(Information provided begins)

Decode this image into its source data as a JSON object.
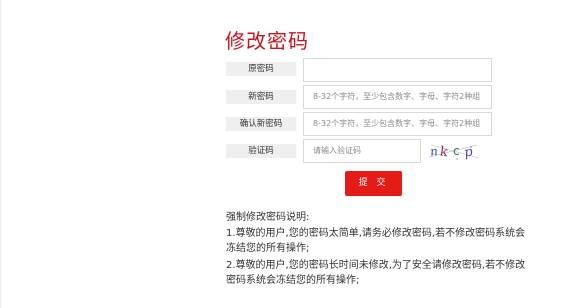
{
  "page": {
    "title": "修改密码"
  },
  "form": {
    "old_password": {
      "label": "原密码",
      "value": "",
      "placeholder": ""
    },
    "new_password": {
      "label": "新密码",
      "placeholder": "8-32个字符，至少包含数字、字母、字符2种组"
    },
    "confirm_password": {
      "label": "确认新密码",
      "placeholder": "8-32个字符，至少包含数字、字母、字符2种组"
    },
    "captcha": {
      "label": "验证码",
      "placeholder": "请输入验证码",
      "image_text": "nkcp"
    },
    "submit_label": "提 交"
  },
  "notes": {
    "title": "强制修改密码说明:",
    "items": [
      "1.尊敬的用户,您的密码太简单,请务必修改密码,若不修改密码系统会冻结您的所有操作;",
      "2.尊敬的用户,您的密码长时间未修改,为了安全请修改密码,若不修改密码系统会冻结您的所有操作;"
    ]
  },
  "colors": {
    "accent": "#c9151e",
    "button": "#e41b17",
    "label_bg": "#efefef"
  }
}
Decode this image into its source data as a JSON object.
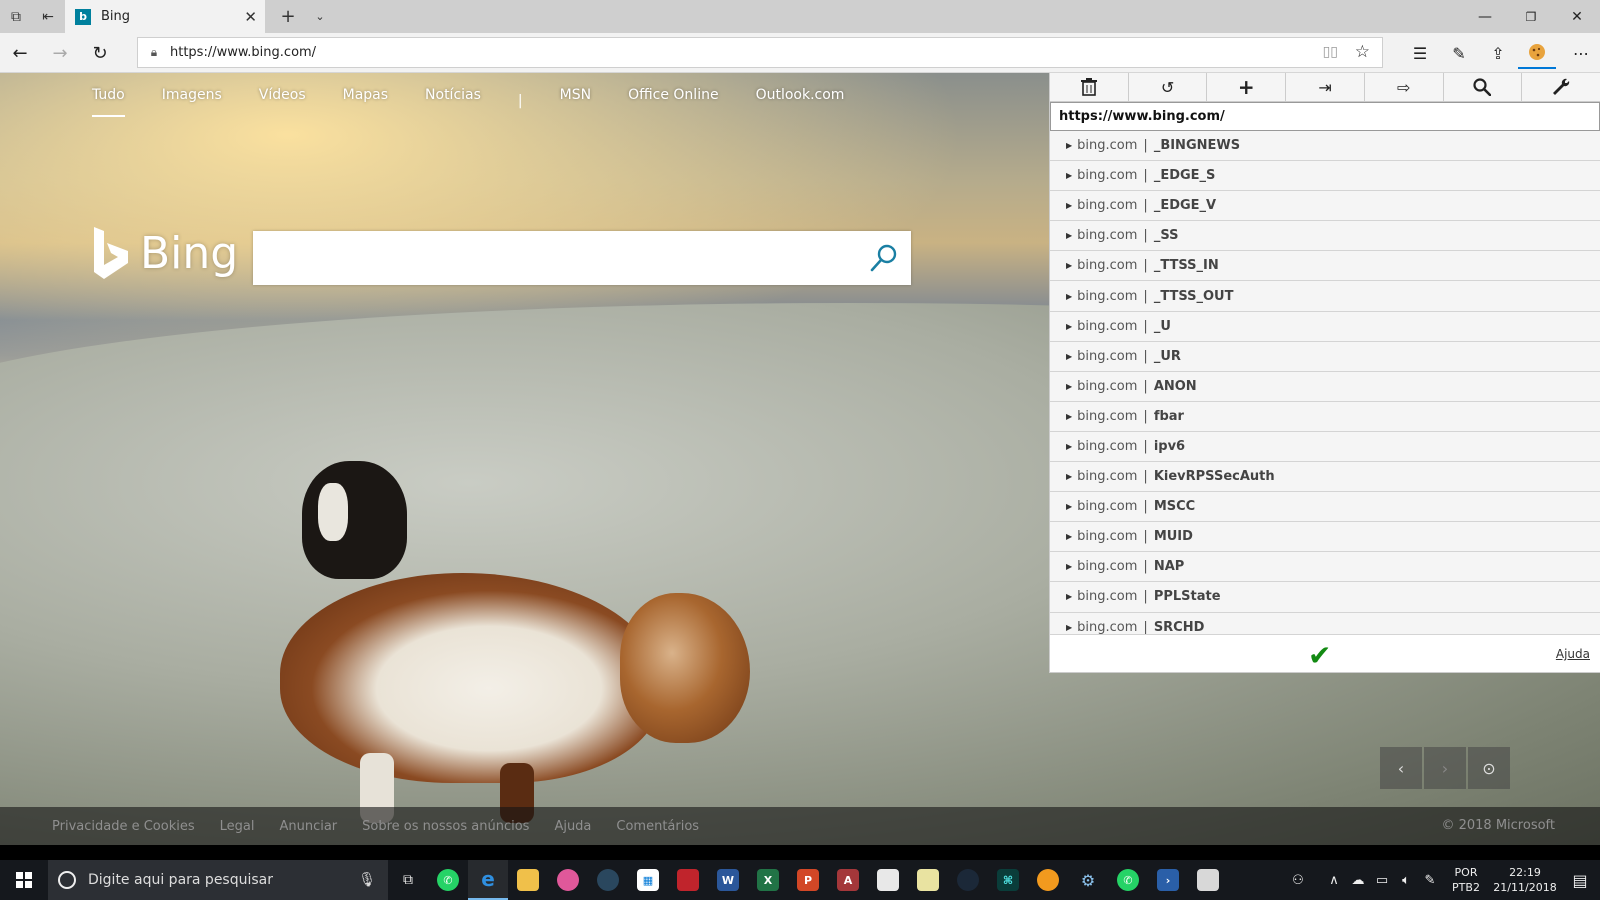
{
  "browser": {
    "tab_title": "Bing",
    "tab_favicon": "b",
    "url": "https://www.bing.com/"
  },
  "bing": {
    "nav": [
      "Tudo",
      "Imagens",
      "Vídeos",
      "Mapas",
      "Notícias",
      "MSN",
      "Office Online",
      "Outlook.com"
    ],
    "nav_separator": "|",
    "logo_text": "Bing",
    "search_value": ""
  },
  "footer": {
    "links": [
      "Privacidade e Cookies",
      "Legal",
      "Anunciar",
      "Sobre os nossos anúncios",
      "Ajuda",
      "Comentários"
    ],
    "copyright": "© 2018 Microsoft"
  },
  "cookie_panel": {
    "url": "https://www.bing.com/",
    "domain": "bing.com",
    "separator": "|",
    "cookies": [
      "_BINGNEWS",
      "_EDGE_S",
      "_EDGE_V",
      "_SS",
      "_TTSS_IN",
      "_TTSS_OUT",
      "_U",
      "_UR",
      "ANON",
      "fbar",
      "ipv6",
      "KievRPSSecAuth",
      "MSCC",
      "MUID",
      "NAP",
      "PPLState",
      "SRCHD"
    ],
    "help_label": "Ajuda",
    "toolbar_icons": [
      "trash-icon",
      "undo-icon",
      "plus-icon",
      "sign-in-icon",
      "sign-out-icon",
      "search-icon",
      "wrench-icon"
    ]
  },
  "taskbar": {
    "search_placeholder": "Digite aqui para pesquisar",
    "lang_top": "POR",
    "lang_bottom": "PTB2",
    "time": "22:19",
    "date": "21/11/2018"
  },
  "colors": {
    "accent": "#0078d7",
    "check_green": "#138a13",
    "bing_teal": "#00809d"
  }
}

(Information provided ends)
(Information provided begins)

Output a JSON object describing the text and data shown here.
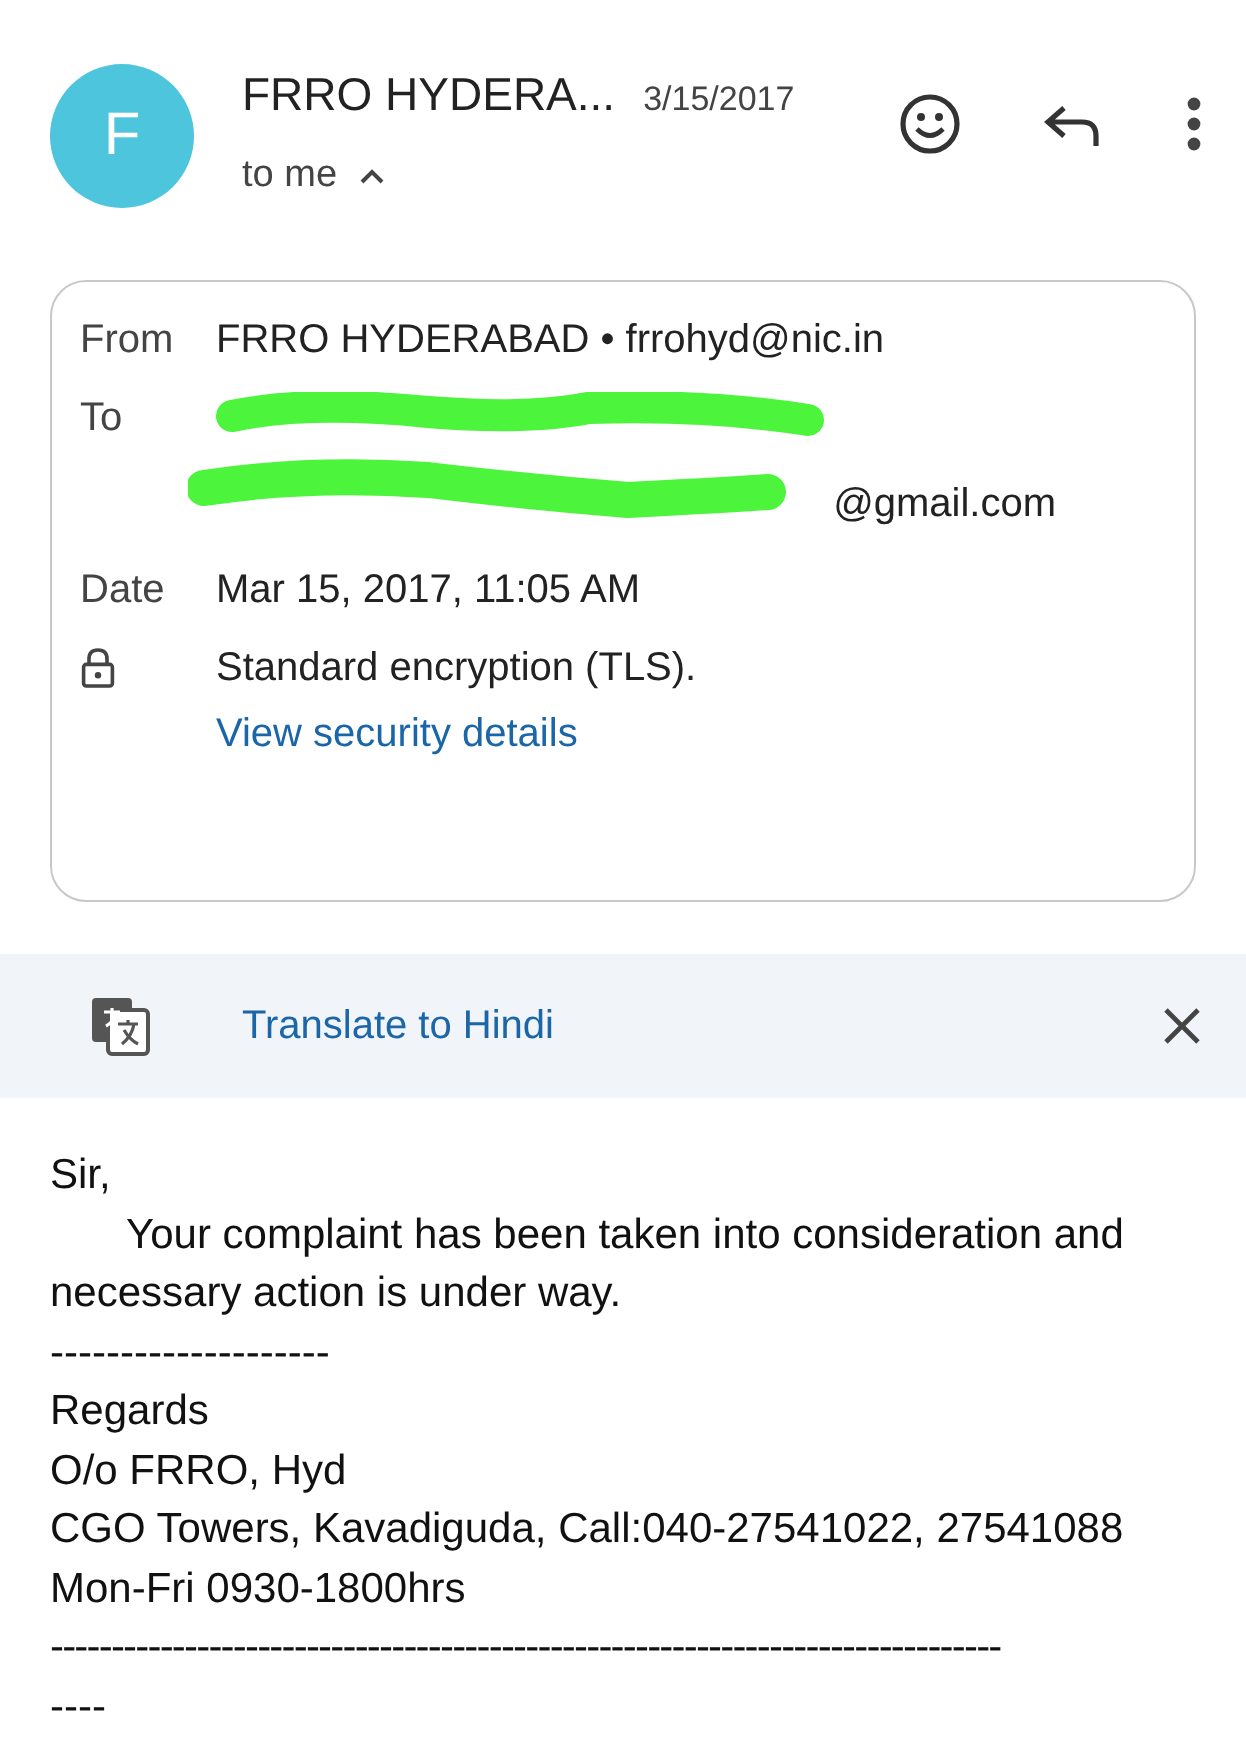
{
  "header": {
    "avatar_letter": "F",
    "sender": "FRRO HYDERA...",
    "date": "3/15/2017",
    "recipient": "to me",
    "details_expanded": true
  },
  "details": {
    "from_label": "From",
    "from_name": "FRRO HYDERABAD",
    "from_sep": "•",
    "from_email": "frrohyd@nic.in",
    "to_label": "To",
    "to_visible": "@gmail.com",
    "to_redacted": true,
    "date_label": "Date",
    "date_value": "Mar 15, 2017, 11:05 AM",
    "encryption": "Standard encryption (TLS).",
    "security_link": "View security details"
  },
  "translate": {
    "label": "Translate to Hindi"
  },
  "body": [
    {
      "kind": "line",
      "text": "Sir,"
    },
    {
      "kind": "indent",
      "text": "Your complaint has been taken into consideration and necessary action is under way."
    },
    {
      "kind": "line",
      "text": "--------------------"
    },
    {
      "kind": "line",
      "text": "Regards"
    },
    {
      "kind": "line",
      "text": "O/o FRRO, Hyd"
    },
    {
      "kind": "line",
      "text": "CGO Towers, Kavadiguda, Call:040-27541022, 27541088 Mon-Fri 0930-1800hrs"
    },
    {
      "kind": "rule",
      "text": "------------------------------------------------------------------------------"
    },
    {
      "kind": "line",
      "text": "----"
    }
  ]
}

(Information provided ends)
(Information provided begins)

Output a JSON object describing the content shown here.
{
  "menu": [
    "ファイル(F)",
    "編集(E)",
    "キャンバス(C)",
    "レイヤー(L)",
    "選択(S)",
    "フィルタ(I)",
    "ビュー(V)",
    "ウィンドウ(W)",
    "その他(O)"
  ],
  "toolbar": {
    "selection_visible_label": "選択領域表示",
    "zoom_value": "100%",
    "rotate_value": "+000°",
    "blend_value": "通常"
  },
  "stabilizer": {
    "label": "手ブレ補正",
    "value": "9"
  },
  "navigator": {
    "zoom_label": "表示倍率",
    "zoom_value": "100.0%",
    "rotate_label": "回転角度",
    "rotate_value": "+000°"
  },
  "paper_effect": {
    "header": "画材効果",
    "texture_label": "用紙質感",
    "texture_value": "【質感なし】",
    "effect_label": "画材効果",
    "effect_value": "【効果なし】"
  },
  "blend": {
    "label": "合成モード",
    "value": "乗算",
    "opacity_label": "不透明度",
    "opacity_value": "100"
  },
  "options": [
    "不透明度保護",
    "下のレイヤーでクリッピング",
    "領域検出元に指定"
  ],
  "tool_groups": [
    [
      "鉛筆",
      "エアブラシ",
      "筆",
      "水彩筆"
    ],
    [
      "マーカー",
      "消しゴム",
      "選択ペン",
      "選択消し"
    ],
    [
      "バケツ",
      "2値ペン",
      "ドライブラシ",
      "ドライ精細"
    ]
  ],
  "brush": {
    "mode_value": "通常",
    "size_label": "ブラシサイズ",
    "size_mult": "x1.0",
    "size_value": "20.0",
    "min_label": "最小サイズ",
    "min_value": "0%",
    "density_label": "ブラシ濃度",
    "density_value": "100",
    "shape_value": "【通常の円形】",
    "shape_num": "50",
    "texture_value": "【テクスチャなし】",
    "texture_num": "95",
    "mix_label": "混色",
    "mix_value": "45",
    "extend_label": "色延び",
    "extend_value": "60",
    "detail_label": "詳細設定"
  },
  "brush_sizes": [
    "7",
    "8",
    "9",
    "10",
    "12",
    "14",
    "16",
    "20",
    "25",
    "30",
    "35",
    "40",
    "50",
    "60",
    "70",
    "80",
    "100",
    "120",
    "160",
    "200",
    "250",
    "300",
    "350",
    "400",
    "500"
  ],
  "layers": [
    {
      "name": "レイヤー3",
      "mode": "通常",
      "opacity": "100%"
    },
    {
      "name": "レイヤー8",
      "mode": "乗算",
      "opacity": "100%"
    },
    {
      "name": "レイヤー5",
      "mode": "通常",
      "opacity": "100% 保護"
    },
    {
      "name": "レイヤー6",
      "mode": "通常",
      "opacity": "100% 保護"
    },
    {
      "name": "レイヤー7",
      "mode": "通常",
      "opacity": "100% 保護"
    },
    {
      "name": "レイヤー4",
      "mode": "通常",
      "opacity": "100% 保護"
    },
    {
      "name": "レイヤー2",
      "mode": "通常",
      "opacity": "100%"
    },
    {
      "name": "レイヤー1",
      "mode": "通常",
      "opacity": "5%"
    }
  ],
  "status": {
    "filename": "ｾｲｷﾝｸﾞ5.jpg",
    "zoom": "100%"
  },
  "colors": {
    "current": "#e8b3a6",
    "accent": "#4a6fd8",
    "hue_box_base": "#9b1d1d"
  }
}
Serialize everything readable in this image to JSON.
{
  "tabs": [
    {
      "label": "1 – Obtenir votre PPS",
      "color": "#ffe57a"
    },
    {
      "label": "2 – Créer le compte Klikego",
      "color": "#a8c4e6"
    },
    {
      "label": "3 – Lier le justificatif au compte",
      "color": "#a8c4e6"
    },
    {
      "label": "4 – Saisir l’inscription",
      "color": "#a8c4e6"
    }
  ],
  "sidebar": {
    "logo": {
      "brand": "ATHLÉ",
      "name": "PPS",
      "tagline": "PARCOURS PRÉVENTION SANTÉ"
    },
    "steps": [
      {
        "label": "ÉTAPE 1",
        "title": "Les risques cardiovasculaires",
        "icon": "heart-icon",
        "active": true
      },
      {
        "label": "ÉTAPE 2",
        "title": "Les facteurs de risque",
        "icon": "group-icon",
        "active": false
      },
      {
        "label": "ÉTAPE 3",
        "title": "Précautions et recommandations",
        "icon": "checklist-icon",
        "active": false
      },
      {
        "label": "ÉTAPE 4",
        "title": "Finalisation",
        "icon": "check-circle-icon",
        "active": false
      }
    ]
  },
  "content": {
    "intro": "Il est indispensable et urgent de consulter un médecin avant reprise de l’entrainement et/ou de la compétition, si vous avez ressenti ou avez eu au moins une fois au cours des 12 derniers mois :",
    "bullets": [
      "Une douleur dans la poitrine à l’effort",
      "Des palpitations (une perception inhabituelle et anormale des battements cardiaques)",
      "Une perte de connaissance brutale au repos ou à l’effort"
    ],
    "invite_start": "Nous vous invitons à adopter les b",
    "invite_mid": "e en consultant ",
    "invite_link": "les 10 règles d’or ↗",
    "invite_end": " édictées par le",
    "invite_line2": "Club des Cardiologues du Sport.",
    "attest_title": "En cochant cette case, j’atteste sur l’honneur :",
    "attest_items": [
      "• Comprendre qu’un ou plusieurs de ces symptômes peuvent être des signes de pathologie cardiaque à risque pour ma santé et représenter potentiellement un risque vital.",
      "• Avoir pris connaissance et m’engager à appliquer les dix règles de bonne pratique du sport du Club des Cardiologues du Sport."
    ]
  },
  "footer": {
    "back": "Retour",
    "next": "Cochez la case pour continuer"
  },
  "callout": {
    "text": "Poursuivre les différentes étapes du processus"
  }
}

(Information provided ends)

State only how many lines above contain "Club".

■ Finished exercise: 2